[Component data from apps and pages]

== == ==

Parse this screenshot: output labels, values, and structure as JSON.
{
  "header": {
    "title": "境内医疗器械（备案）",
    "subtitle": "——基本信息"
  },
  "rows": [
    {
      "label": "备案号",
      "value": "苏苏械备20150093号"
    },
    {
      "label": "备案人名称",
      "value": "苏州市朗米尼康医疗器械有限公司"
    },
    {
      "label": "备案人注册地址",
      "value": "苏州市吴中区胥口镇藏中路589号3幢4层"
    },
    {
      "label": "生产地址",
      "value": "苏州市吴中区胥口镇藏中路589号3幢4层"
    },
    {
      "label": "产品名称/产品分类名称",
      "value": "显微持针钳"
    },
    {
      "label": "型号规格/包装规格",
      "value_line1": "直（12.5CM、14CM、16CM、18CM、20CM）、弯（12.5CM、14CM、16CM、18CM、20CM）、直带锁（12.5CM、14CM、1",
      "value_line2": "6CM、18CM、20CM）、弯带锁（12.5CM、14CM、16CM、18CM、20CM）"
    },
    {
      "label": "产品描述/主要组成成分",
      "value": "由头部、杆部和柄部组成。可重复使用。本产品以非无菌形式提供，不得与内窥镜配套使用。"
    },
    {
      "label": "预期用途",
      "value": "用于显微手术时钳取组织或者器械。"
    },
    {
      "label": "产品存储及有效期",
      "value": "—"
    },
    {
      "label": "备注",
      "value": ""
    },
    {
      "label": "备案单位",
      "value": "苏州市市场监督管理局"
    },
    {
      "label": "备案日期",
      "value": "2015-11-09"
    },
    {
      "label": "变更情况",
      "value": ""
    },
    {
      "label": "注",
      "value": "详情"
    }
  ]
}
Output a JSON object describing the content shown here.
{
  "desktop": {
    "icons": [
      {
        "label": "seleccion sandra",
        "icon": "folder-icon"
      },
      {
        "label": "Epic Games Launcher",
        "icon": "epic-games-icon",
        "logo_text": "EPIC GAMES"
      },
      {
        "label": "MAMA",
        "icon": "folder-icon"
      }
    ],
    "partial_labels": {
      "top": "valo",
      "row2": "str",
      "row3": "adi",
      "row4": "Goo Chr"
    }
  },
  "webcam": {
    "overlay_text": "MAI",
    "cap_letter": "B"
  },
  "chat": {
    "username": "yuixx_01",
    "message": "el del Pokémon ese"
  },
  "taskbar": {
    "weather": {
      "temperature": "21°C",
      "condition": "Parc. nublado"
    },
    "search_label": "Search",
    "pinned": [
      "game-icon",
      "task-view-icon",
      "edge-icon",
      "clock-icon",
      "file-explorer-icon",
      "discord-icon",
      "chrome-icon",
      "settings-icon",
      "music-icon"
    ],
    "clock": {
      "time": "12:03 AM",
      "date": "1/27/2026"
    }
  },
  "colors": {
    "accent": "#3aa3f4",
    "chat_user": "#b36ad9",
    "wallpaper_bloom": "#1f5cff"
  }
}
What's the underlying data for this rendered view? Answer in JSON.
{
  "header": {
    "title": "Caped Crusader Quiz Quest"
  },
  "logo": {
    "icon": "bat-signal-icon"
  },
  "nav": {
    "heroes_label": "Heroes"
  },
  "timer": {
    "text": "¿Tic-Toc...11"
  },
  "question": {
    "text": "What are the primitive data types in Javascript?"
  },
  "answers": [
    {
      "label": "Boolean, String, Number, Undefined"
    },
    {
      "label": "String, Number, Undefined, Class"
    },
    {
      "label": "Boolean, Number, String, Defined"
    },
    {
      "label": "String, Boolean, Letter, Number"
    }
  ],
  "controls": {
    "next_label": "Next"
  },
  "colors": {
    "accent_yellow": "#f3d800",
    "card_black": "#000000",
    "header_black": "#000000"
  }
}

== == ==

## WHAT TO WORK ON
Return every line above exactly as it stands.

## RESPONSE
Parse this screenshot: output labels, values, and structure as JSON.
{
  "header": {
    "title": "境内医疗器械（备案）",
    "subtitle": "——基本信息"
  },
  "rows": [
    {
      "label": "备案号",
      "value": "苏苏械备20150093号"
    },
    {
      "label": "备案人名称",
      "value": "苏州市朗米尼康医疗器械有限公司"
    },
    {
      "label": "备案人注册地址",
      "value": "苏州市吴中区胥口镇藏中路589号3幢4层"
    },
    {
      "label": "生产地址",
      "value": "苏州市吴中区胥口镇藏中路589号3幢4层"
    },
    {
      "label": "产品名称/产品分类名称",
      "value": "显微持针钳"
    },
    {
      "label": "型号规格/包装规格",
      "value_line1": "直（12.5CM、14CM、16CM、18CM、20CM）、弯（12.5CM、14CM、16CM、18CM、20CM）、直带锁（12.5CM、14CM、1",
      "value_line2": "6CM、18CM、20CM）、弯带锁（12.5CM、14CM、16CM、18CM、20CM）"
    },
    {
      "label": "产品描述/主要组成成分",
      "value": "由头部、杆部和柄部组成。可重复使用。本产品以非无菌形式提供，不得与内窥镜配套使用。"
    },
    {
      "label": "预期用途",
      "value": "用于显微手术时钳取组织或者器械。"
    },
    {
      "label": "产品存储及有效期",
      "value": "—"
    },
    {
      "label": "备注",
      "value": ""
    },
    {
      "label": "备案单位",
      "value": "苏州市市场监督管理局"
    },
    {
      "label": "备案日期",
      "value": "2015-11-09"
    },
    {
      "label": "变更情况",
      "value": ""
    },
    {
      "label": "注",
      "value": "详情"
    }
  ]
}
Output a JSON object describing the content shown here.
{
  "desktop": {
    "icons": [
      {
        "label": "seleccion sandra",
        "icon": "folder-icon"
      },
      {
        "label": "Epic Games Launcher",
        "icon": "epic-games-icon",
        "logo_text": "EPIC GAMES"
      },
      {
        "label": "MAMA",
        "icon": "folder-icon"
      }
    ],
    "partial_labels": {
      "top": "valo",
      "row2": "str",
      "row3": "adi",
      "row4": "Goo Chr"
    }
  },
  "webcam": {
    "overlay_text": "MAI",
    "cap_letter": "B"
  },
  "chat": {
    "username": "yuixx_01",
    "message": "el del Pokémon ese"
  },
  "taskbar": {
    "weather": {
      "temperature": "21°C",
      "condition": "Parc. nublado"
    },
    "search_label": "Search",
    "pinned": [
      "game-icon",
      "task-view-icon",
      "edge-icon",
      "clock-icon",
      "file-explorer-icon",
      "discord-icon",
      "chrome-icon",
      "settings-icon",
      "music-icon"
    ],
    "clock": {
      "time": "12:03 AM",
      "date": "1/27/2026"
    }
  },
  "colors": {
    "accent": "#3aa3f4",
    "chat_user": "#b36ad9",
    "wallpaper_bloom": "#1f5cff"
  }
}
What's the underlying data for this rendered view? Answer in JSON.
{
  "header": {
    "title": "Caped Crusader Quiz Quest"
  },
  "logo": {
    "icon": "bat-signal-icon"
  },
  "nav": {
    "heroes_label": "Heroes"
  },
  "timer": {
    "text": "¿Tic-Toc...11"
  },
  "question": {
    "text": "What are the primitive data types in Javascript?"
  },
  "answers": [
    {
      "label": "Boolean, String, Number, Undefined"
    },
    {
      "label": "String, Number, Undefined, Class"
    },
    {
      "label": "Boolean, Number, String, Defined"
    },
    {
      "label": "String, Boolean, Letter, Number"
    }
  ],
  "controls": {
    "next_label": "Next"
  },
  "colors": {
    "accent_yellow": "#f3d800",
    "card_black": "#000000",
    "header_black": "#000000"
  }
}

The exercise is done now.